Tumor-Targeting Compound Points the Way to New Personalized Cancer Treatments
Posted Dec 03 2011 12:54pm
One major obstacle in the fight against cancer is that anticancer drugs often affect normal cells in addition to tumor cells, resulting in significant side effects. Yet research into development of less harmful treatments geared toward the targeting of specific cancer-causing mechanisms is hampered by lack of knowledge of the molecular pathways that drive cancers in individual patients.
“A major goal of cancer research is to replace chemotherapy with drugs that correct specific molecular pathways disrupted by cancer,” says Dr. Ari Melnick, one of the study’s lead investigators and director of the Raymond and Beverly Sackler Center for Biomedical and Physical Sciences and associate professor of medicine at Weill Cornell Medical College. “But looking for mutations isn’t always the way to find the most important factors that are keeping cancer cells alive.”

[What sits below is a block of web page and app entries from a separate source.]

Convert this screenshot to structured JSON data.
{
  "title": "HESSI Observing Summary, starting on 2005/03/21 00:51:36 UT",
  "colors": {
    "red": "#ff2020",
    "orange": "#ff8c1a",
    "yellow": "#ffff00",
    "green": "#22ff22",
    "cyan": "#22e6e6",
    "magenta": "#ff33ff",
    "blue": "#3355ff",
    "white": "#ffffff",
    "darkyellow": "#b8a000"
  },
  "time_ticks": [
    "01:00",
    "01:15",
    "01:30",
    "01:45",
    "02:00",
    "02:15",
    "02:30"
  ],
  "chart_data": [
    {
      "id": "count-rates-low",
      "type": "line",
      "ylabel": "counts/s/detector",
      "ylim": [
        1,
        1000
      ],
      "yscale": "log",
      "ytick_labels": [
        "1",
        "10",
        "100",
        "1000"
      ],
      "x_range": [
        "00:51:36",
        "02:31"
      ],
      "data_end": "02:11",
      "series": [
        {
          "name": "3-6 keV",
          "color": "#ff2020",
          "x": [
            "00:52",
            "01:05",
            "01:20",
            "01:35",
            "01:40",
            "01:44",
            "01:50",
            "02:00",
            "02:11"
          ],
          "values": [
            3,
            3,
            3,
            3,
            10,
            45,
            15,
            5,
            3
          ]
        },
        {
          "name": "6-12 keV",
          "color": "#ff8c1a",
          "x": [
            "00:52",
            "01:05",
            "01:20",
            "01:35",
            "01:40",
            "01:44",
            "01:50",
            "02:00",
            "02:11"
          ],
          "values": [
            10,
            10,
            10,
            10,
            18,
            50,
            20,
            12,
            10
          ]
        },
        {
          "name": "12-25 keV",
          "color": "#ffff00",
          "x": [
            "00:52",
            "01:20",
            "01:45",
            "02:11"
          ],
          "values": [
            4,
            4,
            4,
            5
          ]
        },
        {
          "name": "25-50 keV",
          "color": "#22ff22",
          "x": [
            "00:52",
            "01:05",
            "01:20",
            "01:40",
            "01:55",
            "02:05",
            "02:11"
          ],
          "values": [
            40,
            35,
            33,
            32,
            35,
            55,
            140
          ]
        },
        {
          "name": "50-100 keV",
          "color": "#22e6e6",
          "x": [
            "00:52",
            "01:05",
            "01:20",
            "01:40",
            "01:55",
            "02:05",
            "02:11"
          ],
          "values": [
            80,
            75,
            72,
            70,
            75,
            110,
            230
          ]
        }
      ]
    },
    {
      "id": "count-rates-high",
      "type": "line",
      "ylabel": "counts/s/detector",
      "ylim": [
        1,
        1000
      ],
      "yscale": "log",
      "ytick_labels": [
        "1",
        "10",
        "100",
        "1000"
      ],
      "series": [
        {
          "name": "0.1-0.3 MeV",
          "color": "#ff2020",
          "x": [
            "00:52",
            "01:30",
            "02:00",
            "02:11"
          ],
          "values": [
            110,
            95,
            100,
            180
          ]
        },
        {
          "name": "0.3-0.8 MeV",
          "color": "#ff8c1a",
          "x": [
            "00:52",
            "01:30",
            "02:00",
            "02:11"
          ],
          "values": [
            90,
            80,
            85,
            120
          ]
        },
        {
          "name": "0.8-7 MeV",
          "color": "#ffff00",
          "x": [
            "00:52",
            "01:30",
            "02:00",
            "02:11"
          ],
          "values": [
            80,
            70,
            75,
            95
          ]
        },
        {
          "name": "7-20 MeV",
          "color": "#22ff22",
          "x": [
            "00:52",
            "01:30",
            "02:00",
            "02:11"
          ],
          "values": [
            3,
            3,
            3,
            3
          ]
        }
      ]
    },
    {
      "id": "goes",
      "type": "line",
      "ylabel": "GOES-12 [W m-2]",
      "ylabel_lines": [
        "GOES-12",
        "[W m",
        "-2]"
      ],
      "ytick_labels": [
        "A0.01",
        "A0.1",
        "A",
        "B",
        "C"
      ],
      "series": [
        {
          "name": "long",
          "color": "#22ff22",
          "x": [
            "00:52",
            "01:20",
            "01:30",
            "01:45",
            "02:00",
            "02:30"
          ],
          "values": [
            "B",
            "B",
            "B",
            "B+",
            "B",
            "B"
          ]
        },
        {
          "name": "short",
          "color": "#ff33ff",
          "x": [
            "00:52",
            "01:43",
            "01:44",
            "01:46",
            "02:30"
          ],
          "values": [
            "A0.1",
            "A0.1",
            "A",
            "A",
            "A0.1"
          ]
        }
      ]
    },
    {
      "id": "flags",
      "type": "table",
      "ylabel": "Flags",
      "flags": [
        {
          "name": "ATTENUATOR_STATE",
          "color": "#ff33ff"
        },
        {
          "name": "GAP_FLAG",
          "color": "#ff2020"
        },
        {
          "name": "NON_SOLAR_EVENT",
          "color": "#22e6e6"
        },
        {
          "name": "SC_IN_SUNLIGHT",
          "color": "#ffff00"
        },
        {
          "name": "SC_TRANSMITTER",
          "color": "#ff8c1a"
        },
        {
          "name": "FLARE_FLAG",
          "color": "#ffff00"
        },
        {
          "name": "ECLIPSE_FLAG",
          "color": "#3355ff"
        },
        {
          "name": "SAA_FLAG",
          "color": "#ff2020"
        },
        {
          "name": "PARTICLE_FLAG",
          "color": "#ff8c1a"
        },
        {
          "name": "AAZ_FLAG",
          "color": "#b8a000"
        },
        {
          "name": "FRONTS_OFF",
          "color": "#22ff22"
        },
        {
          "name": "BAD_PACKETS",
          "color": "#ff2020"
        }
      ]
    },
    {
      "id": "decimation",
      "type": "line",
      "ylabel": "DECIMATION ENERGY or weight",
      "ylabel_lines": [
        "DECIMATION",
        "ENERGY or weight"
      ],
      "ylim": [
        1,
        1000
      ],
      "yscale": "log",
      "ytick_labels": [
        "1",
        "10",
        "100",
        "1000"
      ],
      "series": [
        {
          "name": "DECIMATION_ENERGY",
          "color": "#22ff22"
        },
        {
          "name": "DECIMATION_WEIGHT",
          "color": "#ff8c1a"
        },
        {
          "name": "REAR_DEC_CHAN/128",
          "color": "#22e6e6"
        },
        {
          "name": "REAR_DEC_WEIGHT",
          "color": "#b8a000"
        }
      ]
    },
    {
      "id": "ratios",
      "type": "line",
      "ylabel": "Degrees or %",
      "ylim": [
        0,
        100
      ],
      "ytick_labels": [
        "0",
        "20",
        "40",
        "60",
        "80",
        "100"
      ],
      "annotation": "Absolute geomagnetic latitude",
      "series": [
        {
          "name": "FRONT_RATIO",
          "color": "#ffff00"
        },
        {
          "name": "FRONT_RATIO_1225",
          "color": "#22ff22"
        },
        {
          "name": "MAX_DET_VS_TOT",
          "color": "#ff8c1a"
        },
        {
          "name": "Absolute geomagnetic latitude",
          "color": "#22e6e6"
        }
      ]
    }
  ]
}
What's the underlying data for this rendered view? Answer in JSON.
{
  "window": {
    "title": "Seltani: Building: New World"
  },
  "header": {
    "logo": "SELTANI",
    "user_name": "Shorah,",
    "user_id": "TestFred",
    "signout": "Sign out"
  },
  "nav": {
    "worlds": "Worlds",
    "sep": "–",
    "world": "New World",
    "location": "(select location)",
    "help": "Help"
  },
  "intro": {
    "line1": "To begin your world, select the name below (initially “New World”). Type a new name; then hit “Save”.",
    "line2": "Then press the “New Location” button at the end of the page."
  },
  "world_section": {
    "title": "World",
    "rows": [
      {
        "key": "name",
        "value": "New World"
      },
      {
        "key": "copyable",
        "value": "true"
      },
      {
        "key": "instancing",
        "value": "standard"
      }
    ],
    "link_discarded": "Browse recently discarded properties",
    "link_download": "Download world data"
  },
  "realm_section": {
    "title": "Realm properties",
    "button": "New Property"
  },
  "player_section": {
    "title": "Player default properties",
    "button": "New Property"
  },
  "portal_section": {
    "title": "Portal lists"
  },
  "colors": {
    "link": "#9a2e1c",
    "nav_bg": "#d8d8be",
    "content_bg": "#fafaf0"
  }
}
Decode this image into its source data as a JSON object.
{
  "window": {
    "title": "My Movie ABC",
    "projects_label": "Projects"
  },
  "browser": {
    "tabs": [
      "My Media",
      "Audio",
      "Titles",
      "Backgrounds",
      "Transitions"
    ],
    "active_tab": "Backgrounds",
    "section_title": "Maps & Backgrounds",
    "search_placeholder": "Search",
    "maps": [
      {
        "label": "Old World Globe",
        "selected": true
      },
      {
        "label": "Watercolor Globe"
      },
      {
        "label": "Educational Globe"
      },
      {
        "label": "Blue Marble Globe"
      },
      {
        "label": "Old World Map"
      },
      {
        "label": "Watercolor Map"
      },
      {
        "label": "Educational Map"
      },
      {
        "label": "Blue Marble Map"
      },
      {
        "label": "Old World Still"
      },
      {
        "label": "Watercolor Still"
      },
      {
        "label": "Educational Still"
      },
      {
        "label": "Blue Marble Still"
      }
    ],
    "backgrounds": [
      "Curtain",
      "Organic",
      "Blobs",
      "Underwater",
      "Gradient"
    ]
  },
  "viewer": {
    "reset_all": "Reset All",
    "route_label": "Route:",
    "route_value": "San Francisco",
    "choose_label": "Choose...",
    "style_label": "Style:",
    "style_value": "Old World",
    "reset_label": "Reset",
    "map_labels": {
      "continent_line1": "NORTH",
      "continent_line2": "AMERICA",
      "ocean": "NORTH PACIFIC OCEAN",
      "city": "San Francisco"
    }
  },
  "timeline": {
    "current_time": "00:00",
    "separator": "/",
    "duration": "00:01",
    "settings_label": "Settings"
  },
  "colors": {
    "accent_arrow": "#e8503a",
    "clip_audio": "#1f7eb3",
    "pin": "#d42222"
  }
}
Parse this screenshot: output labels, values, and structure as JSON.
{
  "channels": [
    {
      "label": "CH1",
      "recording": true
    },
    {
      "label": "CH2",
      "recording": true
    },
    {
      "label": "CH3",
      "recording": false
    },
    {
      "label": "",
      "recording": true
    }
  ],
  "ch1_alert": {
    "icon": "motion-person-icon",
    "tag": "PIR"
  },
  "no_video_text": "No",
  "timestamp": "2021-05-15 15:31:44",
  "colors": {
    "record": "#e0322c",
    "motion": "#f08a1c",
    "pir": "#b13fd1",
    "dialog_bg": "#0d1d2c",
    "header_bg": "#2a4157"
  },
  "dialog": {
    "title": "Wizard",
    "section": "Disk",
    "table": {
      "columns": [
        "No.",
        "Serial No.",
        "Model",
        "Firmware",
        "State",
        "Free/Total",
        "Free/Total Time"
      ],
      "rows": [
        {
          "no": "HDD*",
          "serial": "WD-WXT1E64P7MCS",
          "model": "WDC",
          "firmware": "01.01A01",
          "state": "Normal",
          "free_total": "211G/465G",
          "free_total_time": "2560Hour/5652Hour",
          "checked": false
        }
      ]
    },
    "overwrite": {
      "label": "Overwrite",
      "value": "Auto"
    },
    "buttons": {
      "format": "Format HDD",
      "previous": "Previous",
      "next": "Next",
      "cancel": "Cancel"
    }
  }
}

Through a collaboration among Weill Cornell Medical College, the Sloan-Kettering Institute at Memorial Sloan-Kettering Cancer Center and the National Cancer Institute (NCI), a team of scientists has now reported that a tumor-targeting compound called PU-H71 can reveal with great accuracy the set of altered pathways that contribute to malignancy. Because the drug specifically binds to abnormal protein complexes in cancer cells, it could lead to the development of more targeted and effective therapies that produce fewer side effects. These findings were recently published in the journal Nature Chemical Biology.